Imagine if decades from now a student of Canadian political history is digging into the Kinder Morgan pipeline saga. What kind of picture would she get from scanning the news databases from April 2018?
A frustrated project proponent, Kinder Morgan, puts the development of the Trans Mountain pipeline expansion on hold, amid a pitched jurisdictional battle between the governments of BC and Alberta. The prime minister vows the pipeline will be built, because it’s in the national interest. There is much speculation about how Ottawa might ultimately exert its constitutional authority in the matter. There are protests and people are arrested.
But this media coverage circa April 2018 has one big hole in it.
Somehow First Nations and their constitutional issues with the pipeline gets no inches, no airtime.
The Crown has an obligation to consult with the First Nations whose constitutionally protected land and other rights could be impacted by the pipeline. This fact now routinely fades in and out of our public discussions of Kinder Morgan like an inconsequential character in a daytime soap.
But the government’s duty to consult isn’t some secondary story arc.
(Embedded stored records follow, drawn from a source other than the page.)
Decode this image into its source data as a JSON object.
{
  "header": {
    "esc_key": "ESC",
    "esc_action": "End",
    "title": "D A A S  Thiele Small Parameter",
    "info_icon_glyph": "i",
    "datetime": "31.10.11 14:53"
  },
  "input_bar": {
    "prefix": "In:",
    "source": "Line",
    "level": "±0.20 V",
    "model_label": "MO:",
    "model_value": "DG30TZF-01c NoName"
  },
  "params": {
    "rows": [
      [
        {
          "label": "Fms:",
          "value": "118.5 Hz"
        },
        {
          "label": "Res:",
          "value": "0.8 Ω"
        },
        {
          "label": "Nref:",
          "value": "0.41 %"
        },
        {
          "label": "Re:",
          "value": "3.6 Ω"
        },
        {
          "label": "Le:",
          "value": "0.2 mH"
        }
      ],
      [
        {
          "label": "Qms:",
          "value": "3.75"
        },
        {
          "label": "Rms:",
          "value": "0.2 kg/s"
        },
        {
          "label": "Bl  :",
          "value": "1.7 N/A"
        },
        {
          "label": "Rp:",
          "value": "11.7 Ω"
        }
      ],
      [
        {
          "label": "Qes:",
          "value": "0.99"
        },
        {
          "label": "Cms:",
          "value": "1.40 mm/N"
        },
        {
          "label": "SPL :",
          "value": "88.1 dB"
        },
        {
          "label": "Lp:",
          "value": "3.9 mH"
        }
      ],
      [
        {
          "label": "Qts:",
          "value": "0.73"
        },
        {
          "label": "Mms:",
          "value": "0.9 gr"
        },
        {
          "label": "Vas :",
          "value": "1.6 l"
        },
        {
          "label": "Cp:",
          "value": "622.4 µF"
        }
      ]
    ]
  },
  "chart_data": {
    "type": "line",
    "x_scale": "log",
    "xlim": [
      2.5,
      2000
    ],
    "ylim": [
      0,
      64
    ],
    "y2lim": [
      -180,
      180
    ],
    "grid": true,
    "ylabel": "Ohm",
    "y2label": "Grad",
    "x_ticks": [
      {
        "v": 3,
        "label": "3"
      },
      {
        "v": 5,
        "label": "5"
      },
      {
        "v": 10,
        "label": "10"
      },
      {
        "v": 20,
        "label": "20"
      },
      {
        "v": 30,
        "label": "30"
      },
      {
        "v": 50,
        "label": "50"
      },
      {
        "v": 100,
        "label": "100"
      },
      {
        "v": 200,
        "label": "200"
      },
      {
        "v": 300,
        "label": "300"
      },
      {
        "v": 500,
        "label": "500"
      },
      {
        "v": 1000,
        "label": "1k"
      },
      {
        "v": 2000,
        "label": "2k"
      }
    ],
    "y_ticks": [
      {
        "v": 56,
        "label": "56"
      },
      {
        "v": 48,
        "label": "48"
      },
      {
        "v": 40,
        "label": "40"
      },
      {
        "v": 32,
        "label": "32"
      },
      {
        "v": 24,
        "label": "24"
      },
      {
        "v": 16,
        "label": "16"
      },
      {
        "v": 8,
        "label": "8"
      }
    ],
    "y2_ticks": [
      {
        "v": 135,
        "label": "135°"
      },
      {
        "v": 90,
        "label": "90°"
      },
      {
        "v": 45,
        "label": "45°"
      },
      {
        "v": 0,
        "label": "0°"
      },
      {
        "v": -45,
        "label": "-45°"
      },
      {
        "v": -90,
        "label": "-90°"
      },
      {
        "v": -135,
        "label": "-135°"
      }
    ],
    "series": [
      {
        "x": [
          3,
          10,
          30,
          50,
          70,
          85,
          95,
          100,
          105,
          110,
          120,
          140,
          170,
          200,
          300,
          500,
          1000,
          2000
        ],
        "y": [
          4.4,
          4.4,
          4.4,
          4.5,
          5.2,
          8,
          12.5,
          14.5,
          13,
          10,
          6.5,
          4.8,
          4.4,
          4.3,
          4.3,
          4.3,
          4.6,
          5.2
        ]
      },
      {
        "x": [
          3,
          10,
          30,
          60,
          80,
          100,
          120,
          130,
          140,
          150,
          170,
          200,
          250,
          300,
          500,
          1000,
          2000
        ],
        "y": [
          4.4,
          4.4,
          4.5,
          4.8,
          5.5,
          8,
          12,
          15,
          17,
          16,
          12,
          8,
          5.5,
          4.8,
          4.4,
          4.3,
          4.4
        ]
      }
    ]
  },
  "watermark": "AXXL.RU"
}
— “Indigenous rights aren’t a subplot of pipeline debate”, Policy Options